- [YOUR ASSIGNMENT]: Check each line of the entries for the string "comfort". Report only how many lines have it.

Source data

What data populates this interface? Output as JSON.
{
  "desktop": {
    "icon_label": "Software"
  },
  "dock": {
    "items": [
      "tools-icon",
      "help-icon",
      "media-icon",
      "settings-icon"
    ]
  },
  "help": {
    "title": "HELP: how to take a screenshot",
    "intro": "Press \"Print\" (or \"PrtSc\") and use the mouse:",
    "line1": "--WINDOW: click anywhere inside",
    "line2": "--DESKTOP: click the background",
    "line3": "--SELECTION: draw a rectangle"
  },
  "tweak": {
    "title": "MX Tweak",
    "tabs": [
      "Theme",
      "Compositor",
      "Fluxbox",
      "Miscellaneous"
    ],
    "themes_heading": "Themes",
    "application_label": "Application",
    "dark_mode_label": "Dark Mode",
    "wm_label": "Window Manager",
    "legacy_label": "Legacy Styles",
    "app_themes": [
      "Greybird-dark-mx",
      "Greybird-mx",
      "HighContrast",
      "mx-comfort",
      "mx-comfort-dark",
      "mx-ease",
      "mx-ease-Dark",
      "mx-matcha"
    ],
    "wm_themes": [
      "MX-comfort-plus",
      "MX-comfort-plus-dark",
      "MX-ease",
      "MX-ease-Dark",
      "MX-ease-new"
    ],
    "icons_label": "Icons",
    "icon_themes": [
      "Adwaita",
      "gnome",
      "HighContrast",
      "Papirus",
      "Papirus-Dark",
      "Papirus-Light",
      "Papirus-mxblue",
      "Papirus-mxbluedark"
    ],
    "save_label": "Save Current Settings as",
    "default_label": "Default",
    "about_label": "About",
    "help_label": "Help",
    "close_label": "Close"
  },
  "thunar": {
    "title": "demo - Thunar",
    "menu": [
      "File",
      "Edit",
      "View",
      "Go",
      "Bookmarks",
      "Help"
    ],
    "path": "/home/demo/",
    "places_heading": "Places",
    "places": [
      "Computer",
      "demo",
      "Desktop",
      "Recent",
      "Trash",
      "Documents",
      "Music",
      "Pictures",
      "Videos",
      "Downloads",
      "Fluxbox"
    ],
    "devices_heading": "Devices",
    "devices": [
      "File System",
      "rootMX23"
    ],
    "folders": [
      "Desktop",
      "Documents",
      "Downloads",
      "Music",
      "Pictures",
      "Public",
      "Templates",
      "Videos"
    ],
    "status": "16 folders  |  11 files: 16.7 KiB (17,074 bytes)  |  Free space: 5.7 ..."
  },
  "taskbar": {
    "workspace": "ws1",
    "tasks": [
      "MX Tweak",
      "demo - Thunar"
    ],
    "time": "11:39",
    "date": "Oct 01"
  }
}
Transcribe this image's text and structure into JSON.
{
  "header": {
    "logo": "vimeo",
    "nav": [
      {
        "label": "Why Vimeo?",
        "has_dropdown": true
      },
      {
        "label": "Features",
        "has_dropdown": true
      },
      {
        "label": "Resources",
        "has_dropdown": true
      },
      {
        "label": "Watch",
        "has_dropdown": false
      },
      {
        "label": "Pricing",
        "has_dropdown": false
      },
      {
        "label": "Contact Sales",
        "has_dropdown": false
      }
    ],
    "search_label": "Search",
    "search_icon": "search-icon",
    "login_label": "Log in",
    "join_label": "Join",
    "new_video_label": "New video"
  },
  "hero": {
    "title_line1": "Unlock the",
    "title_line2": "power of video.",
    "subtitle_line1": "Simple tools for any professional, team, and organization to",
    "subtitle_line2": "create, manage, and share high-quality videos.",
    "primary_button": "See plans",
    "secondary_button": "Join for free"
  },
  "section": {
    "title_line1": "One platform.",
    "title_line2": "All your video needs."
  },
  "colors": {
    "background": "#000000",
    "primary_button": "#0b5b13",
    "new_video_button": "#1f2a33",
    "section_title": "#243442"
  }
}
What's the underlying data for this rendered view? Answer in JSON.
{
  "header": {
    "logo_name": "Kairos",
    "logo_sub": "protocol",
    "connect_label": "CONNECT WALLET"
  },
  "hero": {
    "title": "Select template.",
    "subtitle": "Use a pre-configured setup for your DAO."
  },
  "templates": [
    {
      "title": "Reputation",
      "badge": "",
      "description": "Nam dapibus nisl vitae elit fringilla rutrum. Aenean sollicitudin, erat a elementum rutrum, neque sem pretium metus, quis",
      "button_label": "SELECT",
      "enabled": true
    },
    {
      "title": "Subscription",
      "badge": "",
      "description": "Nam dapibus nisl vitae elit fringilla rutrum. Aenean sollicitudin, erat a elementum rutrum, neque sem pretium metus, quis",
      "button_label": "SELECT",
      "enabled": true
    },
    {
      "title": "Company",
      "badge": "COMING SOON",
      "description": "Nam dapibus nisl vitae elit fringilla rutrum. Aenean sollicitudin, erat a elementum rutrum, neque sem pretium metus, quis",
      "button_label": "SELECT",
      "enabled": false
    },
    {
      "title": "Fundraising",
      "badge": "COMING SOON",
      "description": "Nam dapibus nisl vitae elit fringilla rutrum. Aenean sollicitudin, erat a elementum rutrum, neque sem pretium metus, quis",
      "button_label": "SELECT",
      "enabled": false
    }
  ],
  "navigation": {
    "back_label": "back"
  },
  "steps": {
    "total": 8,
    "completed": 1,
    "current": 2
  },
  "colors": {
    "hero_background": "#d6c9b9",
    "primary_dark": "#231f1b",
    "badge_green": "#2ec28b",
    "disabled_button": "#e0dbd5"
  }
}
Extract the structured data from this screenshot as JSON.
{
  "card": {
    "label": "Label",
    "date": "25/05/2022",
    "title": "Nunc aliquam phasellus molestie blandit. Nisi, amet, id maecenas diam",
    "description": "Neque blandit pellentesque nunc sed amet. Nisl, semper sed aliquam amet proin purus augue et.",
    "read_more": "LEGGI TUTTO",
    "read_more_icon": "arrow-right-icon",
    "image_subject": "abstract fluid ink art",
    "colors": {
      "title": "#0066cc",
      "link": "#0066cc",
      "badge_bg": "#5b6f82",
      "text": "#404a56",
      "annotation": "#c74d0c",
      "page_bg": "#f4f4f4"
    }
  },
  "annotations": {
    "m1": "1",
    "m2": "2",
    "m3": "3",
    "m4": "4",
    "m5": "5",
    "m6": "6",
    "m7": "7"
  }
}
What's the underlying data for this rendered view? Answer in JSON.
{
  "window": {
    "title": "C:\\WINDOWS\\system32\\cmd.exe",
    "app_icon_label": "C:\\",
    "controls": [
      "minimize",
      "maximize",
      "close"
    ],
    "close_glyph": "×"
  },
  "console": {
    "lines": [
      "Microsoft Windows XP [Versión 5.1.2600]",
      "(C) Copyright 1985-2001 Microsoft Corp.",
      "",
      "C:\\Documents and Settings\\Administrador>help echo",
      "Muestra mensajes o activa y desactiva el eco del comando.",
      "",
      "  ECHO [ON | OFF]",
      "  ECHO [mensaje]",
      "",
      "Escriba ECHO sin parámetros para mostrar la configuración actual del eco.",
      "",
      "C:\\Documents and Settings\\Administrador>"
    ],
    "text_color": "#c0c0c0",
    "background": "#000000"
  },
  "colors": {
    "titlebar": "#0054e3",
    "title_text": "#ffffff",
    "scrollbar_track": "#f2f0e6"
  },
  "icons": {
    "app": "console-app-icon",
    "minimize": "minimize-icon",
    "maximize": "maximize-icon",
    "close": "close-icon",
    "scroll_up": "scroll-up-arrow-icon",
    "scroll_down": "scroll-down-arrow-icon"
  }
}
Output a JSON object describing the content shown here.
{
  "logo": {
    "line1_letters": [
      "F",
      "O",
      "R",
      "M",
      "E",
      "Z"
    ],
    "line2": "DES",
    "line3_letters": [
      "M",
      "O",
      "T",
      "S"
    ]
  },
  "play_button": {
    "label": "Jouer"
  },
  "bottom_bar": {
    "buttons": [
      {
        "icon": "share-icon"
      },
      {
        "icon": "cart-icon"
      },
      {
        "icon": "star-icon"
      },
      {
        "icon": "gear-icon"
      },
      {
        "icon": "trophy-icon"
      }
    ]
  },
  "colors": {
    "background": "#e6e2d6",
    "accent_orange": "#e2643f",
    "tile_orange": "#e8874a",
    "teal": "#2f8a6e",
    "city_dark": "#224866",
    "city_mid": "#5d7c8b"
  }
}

- [RESPONSE TO THIS TASK]: 4